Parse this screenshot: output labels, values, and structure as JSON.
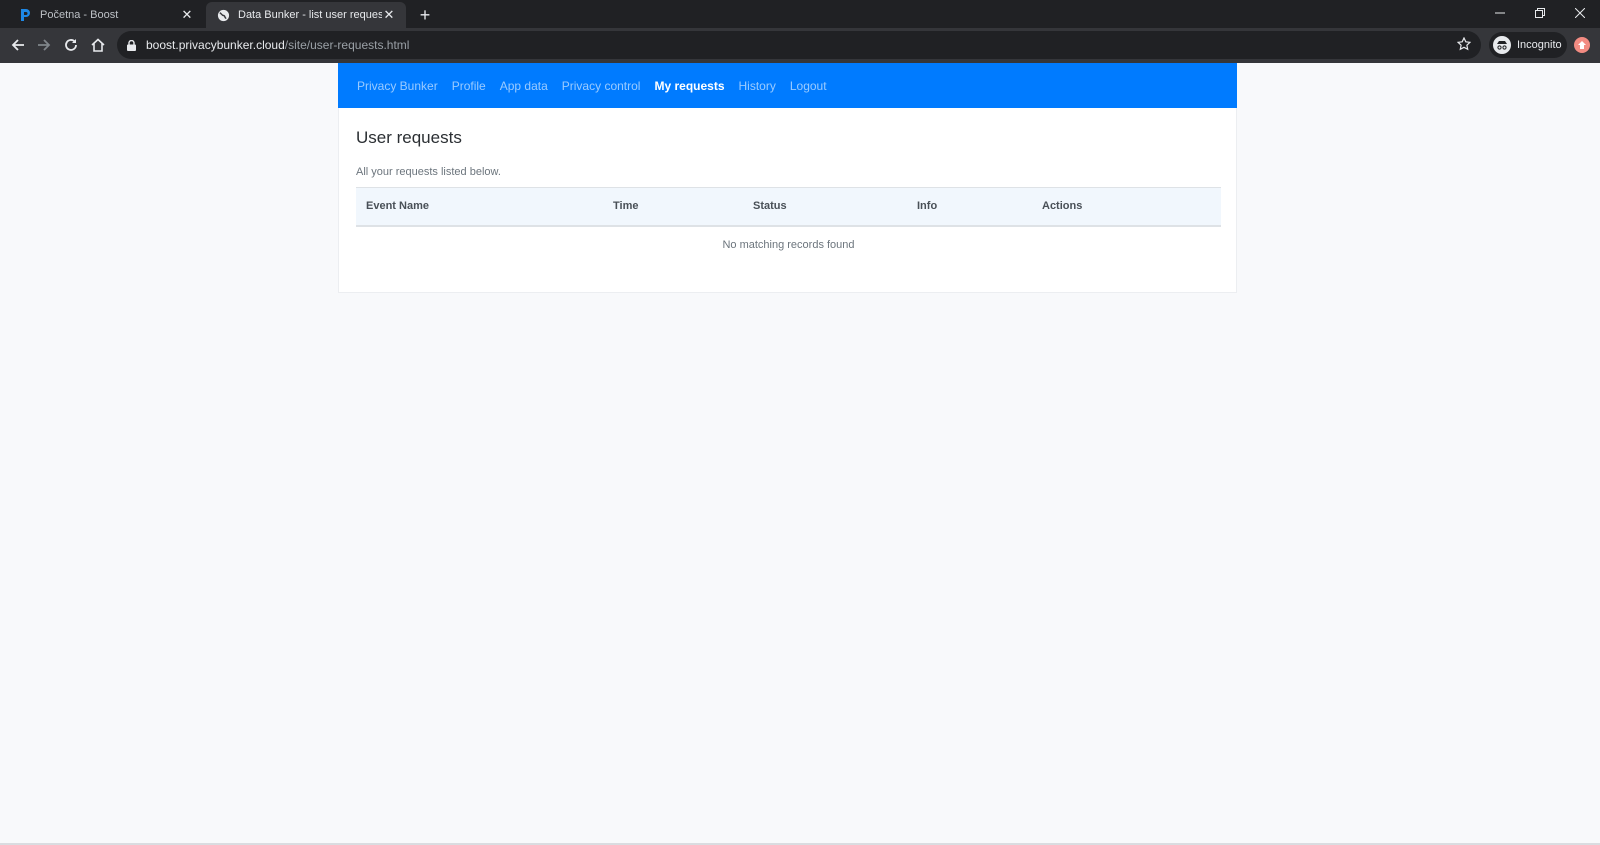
{
  "browser": {
    "tabs": [
      {
        "title": "Početna - Boost"
      },
      {
        "title": "Data Bunker - list user requests"
      }
    ],
    "url_host": "boost.privacybunker.cloud",
    "url_path": "/site/user-requests.html",
    "profile_label": "Incognito"
  },
  "nav": {
    "items": [
      {
        "label": "Privacy Bunker"
      },
      {
        "label": "Profile"
      },
      {
        "label": "App data"
      },
      {
        "label": "Privacy control"
      },
      {
        "label": "My requests"
      },
      {
        "label": "History"
      },
      {
        "label": "Logout"
      }
    ],
    "active": "My requests",
    "color": "#007bff"
  },
  "main": {
    "title": "User requests",
    "subtitle": "All your requests listed below.",
    "table": {
      "columns": [
        "Event Name",
        "Time",
        "Status",
        "Info",
        "Actions"
      ],
      "empty_message": "No matching records found"
    }
  }
}
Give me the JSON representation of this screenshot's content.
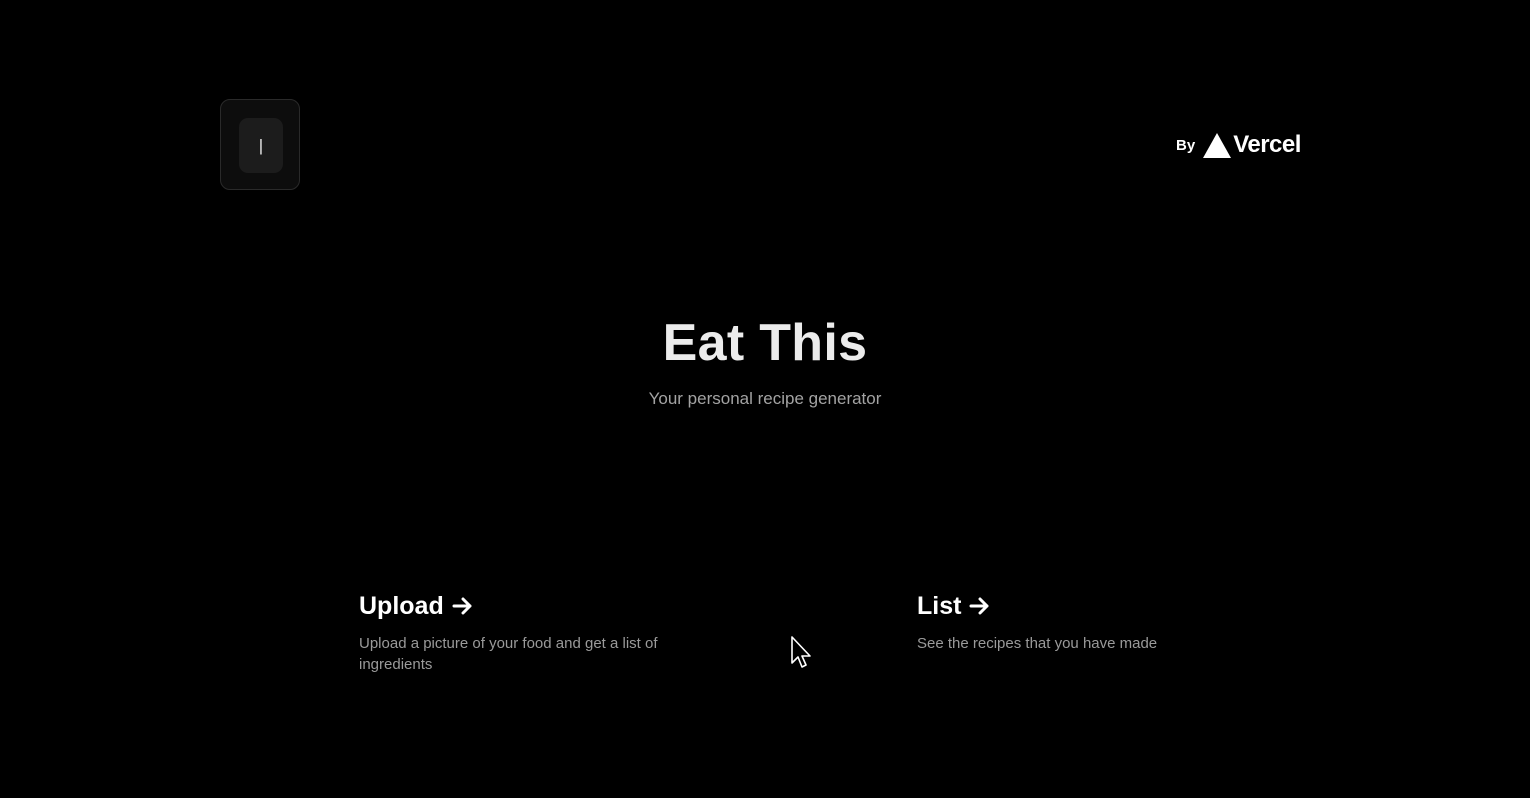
{
  "header": {
    "logo_glyph": "|",
    "by_label": "By",
    "brand_name": "Vercel"
  },
  "hero": {
    "title": "Eat This",
    "subtitle": "Your personal recipe generator"
  },
  "cards": [
    {
      "title": "Upload",
      "arrow_icon": "arrow-right-icon",
      "description": "Upload a picture of your food and get a list of ingredients"
    },
    {
      "title": "List",
      "arrow_icon": "arrow-right-icon",
      "description": "See the recipes that you have made"
    }
  ],
  "colors": {
    "background": "#000000",
    "title": "#ececec",
    "muted_text": "#9a9a9a"
  }
}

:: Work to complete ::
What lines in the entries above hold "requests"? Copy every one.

:: Response area ::
        "title": "Data Bunker - list user requests"
    "url_path": "/site/user-requests.html",
        "label": "My requests"
    "active": "My requests",
    "title": "User requests",
    "subtitle": "All your requests listed below.",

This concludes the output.